(add-hook 'lisp-mode-hook 'pretty-lambdas)
(add-hook 'emacs-lisp-mode-hook 'pretty-lambdas)

Friday, January 02, 2009

On iPhone SDK and its pretty icons on tab bar items

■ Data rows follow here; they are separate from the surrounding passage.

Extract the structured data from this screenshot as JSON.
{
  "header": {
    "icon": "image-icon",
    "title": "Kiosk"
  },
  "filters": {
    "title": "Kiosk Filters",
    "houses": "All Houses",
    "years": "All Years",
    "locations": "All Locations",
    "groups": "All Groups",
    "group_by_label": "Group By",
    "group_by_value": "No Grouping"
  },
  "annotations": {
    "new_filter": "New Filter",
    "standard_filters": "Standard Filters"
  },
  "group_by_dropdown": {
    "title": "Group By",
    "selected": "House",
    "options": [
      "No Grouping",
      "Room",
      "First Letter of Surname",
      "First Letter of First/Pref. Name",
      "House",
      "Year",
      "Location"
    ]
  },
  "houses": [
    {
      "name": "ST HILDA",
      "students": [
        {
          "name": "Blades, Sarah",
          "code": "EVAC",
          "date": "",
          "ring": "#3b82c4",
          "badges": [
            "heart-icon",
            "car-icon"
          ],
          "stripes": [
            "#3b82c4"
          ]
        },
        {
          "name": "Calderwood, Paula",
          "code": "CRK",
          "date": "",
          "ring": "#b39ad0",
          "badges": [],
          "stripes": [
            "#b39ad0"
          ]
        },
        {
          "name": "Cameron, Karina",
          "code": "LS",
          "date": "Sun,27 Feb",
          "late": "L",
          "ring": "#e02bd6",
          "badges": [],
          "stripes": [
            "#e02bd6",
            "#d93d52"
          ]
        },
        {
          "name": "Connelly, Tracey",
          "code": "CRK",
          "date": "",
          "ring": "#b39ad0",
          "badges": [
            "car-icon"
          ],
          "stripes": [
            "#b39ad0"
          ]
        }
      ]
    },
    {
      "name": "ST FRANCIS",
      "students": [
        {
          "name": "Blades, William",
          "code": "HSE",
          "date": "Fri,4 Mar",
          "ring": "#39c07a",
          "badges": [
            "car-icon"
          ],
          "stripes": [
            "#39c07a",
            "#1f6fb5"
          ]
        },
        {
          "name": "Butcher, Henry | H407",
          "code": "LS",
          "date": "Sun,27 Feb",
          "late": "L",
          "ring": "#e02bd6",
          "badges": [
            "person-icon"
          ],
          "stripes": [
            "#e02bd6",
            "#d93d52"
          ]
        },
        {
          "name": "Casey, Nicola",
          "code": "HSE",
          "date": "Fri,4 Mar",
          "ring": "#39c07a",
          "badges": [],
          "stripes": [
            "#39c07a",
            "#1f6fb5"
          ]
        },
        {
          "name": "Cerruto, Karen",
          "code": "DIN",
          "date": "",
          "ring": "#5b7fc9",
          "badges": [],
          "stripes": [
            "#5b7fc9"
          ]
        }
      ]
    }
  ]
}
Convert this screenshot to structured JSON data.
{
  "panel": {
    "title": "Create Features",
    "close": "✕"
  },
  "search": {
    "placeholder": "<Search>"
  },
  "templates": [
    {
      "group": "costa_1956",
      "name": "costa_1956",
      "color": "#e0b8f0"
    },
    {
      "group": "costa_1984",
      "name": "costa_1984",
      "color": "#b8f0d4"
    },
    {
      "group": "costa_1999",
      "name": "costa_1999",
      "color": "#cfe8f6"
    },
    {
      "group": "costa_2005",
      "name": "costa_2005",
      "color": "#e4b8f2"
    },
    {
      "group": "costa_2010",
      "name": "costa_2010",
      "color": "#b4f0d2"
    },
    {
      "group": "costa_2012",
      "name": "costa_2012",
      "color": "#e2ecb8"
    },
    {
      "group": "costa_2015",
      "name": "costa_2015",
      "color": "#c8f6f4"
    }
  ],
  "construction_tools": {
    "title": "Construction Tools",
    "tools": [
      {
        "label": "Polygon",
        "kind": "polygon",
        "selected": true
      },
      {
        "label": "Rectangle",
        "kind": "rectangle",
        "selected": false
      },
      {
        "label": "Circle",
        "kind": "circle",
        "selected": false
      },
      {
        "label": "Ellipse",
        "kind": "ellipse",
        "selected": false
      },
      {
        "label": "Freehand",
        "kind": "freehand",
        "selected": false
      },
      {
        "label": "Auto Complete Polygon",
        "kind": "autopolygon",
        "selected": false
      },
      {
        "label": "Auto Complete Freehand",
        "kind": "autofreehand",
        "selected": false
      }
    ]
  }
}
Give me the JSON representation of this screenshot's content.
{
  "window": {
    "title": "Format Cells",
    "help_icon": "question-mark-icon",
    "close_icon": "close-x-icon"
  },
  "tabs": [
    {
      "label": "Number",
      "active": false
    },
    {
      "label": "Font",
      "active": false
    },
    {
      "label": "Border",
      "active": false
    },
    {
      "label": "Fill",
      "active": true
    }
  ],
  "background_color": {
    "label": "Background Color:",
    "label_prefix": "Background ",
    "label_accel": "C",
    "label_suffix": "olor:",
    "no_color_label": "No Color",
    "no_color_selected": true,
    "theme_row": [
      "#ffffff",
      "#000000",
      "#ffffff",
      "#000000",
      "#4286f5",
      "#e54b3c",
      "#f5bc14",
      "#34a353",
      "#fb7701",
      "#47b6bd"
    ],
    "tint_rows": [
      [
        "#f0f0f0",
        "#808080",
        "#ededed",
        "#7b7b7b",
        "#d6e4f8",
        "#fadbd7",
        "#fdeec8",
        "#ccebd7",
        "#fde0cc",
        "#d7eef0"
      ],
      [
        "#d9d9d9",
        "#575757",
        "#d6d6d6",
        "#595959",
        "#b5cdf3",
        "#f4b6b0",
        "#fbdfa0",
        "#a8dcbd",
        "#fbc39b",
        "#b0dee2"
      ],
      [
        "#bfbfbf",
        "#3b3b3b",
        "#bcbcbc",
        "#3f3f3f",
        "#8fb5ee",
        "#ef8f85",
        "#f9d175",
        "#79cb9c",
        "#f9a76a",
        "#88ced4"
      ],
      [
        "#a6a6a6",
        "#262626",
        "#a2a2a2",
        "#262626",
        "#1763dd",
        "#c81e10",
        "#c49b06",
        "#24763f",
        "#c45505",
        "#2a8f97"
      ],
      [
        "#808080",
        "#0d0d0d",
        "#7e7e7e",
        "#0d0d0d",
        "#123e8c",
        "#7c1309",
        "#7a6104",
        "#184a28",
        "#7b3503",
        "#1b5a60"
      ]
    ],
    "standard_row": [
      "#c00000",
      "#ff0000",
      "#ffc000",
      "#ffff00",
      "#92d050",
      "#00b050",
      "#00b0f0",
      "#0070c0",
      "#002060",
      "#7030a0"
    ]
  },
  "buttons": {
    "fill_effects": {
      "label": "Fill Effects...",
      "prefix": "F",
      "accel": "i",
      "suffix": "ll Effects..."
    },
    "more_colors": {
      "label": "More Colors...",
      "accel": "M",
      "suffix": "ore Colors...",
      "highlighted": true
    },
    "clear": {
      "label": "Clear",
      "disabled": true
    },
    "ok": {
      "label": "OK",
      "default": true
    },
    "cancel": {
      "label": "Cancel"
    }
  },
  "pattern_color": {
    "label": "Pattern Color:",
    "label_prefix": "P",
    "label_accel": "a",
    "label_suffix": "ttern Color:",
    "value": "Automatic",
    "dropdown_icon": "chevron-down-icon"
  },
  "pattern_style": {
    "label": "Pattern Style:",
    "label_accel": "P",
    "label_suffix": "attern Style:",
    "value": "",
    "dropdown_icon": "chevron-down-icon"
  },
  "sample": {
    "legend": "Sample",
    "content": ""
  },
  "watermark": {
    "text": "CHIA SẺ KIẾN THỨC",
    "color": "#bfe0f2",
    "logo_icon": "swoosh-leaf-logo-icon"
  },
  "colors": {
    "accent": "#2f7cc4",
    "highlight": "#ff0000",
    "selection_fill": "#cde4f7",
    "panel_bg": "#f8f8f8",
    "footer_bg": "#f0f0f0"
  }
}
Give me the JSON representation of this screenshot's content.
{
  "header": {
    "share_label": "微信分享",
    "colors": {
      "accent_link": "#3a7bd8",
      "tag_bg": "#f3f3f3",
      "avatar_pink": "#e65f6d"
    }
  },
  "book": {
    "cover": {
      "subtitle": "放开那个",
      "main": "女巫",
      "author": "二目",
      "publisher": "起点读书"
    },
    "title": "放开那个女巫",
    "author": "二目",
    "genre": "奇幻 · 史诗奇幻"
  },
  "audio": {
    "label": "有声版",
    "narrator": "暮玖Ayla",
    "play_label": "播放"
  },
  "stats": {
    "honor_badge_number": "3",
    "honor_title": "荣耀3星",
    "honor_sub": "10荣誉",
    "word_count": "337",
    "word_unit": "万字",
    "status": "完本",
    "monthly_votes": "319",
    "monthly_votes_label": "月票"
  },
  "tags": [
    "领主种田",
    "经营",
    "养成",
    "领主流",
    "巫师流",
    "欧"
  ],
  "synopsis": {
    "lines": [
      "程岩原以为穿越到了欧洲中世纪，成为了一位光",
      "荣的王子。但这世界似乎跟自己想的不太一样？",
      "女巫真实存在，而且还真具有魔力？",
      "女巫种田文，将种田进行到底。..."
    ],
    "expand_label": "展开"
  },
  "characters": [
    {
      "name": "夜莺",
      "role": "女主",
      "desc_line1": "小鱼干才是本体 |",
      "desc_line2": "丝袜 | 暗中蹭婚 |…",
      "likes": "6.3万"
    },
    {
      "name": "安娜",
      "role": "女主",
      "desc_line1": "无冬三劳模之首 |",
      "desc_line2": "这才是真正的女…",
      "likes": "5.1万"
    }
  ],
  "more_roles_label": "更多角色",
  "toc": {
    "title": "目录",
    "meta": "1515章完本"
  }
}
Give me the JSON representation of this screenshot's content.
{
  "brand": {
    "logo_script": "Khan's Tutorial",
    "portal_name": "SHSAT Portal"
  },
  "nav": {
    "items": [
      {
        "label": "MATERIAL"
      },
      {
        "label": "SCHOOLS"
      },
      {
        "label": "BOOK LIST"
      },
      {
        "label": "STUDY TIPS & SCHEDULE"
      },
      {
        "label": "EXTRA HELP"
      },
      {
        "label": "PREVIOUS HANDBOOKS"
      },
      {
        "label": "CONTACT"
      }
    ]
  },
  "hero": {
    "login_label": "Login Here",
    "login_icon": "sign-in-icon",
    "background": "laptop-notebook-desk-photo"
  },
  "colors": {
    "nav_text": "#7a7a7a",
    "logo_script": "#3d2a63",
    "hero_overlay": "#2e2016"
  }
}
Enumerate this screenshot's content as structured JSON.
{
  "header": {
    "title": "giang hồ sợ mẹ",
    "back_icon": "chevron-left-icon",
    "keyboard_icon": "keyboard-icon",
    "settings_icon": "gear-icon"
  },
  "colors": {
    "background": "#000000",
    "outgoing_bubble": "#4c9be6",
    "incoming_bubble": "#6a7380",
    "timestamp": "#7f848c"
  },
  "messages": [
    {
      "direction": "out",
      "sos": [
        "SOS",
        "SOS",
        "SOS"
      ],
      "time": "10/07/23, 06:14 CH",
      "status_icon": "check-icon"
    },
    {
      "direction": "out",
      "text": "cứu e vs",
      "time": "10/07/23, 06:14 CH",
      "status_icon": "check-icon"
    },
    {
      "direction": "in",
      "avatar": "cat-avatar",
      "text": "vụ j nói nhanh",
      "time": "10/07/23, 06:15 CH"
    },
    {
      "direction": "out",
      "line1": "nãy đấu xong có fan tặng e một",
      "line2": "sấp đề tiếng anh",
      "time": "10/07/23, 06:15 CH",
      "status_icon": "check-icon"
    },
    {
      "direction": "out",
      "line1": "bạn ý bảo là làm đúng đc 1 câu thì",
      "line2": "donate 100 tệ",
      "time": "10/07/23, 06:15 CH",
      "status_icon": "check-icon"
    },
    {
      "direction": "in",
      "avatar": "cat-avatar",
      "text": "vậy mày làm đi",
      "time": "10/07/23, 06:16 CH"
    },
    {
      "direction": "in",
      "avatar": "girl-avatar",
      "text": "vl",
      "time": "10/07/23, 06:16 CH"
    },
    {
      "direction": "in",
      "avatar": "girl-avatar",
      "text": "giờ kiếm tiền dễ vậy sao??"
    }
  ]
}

After having made some experimentation around the iPhone SDK, I have now a simple - but useful - native application. I focused on the functionality, and up until now, I had a tab-bar with no icons. But that's not the Apple-way to present things. iPhone apps are pretty, and have simple but elegant icons with a gray tone that turn blue when selected. So i looked upon a library/bundle for some of those standard buttons, and found... none! Ok, no worries, let's find out how to make them. Wait. There isn't a specification for them! Yes, it's a shame, but Apple's iPhone SDK documentation is still a bit unfinished. The good news is that what is done, is easy to read and helpful. I ended up looking at other apps resources, found out they were 32x32 png images, and figured they had to have at least an alpha channel outside the image itself. So I fired Gimp, made a plain brush doodle and removed the background white, saved and tested. And it simply works! All colors are turned into the desired gray tone, and automatically swap to a smooth blue with a top glare when selected. Conclusion: the trick is to experiment. Chances are that what you want to do is *that* simple!